Corps’ Data Shows Yazoo Pumps Will Not Protect Backwater Communities
Published 5:25 pm Saturday, July 24, 2021
83% of the Yazoo Backwater Area will continue to flood even with the Pumps
WASHINGTON, D.C. — Today the Senate Environment and Public Works Subcommittee on Chemical Safety, Waste Management, Environmental Justice, and Regulatory Oversight is holding a hearing titled, “Examining Current Issues Adversely Affecting Environmental Justice Populations”. One of the topics that will be discussed is the proposed Yazoo Backwater Pumps in the Mississippi Delta.
Congressionally authorized in 1941, the antiquated $440 million-dollar project continues to be touted as the only solution to address flooding problems in vulnerable communities of the Yazoo Backwater Area.
New Army Corps of Engineers’ (Corps) data shows just the opposite; vast portions of the Yazoo Backwater Area will still flood even with the Yazoo Pumps in place. Specifically, had the pumps been operating during the 2019 flood, 83% of the lands that flooded would still have been underwater, and it would have taken more than two months for the Pumps to drain the water from the remaining acres.
“Let’s get one thing straight, the Yazoo Pumps are not an environmental justice project because it will not protect underserved communities from flooding,” said Louie Miller, State Director for the Mississippi Chapter of the Sierra Club. “By the Corps’ own admission, 80% of the project benefits go to agribusiness by draining wetlands to intensify farming.”

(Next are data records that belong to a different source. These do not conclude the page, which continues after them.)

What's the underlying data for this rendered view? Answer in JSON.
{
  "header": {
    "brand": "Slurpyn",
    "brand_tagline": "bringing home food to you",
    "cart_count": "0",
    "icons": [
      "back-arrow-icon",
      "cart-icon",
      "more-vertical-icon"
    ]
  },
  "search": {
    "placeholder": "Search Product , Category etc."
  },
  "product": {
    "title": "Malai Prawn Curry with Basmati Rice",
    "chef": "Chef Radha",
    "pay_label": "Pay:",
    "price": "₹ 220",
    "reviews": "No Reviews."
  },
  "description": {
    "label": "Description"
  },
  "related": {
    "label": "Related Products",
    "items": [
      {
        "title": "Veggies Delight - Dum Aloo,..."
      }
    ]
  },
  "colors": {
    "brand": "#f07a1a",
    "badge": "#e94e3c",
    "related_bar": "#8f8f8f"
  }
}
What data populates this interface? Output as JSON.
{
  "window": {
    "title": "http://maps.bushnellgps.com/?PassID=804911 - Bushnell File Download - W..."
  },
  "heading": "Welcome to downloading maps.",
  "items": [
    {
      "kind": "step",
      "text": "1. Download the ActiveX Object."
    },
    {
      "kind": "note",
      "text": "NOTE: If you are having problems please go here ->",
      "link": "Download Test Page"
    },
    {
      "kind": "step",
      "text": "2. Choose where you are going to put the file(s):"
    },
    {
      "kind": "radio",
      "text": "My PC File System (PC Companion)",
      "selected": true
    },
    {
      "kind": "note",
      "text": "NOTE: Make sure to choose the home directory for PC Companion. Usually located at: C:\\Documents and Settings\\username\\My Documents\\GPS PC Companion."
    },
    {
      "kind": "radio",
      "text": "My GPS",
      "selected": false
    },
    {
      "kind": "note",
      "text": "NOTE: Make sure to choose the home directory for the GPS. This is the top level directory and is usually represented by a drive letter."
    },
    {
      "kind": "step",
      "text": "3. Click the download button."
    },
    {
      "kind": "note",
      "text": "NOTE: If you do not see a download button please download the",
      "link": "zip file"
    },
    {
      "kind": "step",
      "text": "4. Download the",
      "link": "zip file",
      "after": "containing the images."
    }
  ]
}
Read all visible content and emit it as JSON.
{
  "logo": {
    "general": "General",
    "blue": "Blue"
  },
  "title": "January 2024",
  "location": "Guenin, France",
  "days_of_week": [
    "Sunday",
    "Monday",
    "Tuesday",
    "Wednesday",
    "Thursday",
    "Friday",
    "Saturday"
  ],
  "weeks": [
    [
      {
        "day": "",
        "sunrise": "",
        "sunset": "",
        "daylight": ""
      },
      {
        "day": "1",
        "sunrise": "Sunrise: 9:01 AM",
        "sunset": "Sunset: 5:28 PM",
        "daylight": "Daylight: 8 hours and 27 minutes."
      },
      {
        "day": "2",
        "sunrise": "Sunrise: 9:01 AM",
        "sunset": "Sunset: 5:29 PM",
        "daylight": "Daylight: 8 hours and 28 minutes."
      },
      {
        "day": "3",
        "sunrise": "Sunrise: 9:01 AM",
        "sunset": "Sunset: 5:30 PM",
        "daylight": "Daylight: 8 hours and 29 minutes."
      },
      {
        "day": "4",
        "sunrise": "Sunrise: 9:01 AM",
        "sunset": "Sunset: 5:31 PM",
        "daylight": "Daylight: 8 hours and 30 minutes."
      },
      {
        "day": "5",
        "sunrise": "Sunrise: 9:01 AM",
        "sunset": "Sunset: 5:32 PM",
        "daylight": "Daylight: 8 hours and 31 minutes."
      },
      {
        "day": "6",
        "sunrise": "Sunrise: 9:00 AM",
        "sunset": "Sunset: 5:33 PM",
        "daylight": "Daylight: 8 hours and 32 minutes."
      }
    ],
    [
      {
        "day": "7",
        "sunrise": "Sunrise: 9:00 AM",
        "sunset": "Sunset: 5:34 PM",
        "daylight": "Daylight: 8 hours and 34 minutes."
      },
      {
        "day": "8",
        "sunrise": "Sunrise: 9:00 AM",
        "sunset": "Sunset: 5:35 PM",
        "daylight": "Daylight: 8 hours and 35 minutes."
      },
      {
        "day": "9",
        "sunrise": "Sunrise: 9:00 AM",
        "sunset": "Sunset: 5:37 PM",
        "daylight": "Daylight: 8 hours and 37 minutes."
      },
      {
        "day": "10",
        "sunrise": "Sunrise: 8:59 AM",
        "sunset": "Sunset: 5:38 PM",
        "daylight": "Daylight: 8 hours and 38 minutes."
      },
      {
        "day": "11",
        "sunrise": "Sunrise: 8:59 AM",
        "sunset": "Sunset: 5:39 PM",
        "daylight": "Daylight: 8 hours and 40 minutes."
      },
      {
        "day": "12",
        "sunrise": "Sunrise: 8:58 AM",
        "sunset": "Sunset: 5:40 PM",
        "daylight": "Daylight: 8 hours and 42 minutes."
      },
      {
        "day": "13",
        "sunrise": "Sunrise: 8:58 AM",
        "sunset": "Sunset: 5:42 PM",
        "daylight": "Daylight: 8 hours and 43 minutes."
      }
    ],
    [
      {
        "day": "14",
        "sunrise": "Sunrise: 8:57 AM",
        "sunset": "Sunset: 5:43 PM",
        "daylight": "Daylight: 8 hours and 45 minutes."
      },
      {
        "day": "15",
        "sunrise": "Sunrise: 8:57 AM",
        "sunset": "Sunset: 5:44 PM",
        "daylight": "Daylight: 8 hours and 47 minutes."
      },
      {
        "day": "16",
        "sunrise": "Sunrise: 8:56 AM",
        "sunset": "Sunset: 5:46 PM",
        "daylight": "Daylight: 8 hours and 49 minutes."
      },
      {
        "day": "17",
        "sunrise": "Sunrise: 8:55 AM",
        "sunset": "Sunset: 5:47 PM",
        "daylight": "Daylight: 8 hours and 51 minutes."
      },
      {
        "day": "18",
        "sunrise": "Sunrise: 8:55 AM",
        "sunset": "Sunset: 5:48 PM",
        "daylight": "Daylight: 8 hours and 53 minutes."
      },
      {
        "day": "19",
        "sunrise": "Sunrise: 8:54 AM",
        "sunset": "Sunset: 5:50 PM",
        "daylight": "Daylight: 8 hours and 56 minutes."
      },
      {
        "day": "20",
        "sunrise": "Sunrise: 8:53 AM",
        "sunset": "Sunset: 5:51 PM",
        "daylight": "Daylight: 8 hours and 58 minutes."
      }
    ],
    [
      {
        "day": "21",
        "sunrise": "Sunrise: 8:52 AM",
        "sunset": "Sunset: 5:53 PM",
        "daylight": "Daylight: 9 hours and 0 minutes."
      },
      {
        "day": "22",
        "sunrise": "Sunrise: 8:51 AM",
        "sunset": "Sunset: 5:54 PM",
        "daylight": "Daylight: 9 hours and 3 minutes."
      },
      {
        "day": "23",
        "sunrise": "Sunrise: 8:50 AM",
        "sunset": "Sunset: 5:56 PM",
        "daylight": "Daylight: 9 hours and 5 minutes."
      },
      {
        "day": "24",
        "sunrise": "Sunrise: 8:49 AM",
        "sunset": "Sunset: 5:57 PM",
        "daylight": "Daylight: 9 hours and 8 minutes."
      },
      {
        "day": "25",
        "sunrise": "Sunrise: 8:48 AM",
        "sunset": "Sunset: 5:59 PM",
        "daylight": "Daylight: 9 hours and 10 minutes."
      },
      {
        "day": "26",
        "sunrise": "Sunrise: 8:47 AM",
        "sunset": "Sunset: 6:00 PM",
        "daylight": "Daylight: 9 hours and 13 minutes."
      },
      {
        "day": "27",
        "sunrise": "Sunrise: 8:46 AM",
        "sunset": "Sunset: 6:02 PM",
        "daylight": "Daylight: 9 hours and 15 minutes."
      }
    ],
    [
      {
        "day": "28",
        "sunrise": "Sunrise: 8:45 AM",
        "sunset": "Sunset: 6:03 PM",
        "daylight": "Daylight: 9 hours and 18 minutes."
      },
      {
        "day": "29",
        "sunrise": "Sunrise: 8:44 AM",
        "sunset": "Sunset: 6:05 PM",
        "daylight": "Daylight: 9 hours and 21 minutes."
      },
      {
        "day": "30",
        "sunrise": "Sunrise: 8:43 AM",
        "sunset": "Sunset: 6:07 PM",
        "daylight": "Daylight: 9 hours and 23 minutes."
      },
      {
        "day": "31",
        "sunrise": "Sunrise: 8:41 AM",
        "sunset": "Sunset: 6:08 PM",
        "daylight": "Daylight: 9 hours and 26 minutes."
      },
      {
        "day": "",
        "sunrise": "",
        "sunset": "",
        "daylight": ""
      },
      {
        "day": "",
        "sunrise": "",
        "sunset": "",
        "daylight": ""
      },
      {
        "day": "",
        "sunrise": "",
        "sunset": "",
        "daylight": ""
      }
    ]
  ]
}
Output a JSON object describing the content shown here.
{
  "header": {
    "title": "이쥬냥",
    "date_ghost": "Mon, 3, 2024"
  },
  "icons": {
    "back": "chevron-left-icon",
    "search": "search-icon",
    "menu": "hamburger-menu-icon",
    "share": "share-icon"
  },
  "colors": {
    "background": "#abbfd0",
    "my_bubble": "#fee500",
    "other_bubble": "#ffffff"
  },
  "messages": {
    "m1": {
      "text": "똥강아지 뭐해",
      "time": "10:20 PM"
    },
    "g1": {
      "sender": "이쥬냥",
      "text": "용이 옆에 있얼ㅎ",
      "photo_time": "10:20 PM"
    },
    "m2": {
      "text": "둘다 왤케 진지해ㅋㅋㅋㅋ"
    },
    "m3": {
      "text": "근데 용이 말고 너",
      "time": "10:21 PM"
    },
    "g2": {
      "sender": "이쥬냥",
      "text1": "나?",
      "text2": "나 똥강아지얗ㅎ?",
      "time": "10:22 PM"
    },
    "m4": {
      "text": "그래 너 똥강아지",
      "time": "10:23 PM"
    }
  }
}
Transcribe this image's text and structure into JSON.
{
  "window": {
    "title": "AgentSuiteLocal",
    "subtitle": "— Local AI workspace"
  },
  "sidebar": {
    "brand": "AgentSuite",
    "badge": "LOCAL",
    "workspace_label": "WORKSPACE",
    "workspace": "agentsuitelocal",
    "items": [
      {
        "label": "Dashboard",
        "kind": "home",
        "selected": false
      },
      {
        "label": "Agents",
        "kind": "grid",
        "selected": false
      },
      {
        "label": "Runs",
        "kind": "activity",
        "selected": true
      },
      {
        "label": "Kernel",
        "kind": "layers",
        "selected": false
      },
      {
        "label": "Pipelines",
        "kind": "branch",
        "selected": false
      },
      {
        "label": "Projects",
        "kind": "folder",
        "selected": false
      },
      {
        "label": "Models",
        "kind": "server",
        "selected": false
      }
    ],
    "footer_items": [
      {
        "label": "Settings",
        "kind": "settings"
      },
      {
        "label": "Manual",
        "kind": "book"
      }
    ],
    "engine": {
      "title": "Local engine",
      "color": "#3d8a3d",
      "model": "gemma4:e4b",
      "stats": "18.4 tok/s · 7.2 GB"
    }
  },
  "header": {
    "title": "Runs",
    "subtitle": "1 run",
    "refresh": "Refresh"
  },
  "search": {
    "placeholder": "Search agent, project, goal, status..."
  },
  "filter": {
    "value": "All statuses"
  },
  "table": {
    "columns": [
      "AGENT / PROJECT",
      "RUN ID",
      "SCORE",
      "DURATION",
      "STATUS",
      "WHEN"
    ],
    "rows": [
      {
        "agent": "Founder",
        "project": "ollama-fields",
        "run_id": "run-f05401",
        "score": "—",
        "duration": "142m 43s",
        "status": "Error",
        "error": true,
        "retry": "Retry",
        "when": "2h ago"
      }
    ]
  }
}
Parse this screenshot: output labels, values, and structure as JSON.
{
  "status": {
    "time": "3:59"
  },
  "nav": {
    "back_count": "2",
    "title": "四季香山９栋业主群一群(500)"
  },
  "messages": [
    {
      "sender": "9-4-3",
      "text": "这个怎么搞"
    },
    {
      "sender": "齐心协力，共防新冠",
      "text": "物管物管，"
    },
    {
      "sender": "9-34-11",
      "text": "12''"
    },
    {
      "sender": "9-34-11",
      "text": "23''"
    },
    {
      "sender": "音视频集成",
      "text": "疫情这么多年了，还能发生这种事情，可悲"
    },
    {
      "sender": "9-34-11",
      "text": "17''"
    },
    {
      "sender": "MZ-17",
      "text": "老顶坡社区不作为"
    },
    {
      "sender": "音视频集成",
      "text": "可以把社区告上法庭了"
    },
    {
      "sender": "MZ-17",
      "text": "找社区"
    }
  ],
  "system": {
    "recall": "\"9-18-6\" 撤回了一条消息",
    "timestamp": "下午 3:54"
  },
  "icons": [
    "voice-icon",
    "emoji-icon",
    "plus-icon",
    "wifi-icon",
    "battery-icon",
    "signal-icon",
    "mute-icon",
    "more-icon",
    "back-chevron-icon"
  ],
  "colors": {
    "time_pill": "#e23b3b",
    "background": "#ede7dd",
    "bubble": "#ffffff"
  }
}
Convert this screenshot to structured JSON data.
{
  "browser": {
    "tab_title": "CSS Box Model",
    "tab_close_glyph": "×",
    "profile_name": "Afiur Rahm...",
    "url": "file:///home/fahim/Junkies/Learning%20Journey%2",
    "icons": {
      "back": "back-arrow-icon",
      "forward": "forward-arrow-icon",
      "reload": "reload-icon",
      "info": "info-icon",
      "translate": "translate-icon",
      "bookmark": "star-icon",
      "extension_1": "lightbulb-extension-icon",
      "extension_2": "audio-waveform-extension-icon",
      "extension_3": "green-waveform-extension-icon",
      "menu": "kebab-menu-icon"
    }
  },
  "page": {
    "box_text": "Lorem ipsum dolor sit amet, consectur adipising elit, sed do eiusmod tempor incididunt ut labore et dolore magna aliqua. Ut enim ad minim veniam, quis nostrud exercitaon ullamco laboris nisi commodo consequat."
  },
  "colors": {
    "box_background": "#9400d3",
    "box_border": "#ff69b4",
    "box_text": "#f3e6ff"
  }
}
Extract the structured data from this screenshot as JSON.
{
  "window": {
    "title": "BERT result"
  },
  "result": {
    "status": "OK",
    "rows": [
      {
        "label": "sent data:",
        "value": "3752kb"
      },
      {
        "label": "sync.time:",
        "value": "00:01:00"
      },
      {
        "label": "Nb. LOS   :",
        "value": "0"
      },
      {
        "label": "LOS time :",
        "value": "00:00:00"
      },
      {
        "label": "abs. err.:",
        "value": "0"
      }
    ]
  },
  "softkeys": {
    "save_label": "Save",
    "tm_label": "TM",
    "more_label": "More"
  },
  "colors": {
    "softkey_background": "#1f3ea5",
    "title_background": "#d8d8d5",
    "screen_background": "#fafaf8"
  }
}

Last year, more than 230 conservation groups, social justice organizations, and scientific professionals joined over 90,000 members of the public in urging the Corps to abandon the ineffective Pumps and instead utilize proven, existing federal programs that would provide immediate, effective, and affordable flood relief to the Yazoo Backwater communities. These commonsense approaches include elevating homes and roads, and paying farmers to restore cropland back to wetlands. (See Yazoo Backwater Area Resilience Alternative developed by the conservation organizations listed above.)
“The Corps has repeatedly ignored these proven measures that would put money on the ground to these marginalized communities that need it the most, to help protect people’s lives, property, and livelihoods in the South Delta,” said Jill Mastrototaro, Mississippi Policy Director for Audubon Delta. “These are what real environmental justice solutions look like.”
In addition, the Yazoo Pumps will increase the risk of flooding for vulnerable communities located downstream.
“Operating the Yazoo Pumps will put downstream communities at risk of increased flooding, including Black communities in north Vicksburg, by dumping an additional 9 billion gallons of water a day into the Yazoo River when it’s already at flood stage,” said Olivia Dorothy, Upper Mississippi River Basin Director for American Rivers. “This massive amount of extra water could also breach the Yazoo Backwater Levee, flooding the very same communities that the pumps are supposed to protect. The Yazoo Backwater Levee has an elevated risk of crevassing and is so low that it is not accredited to handle a 100-year flood, as acknowledged by FEMA and the Corps.”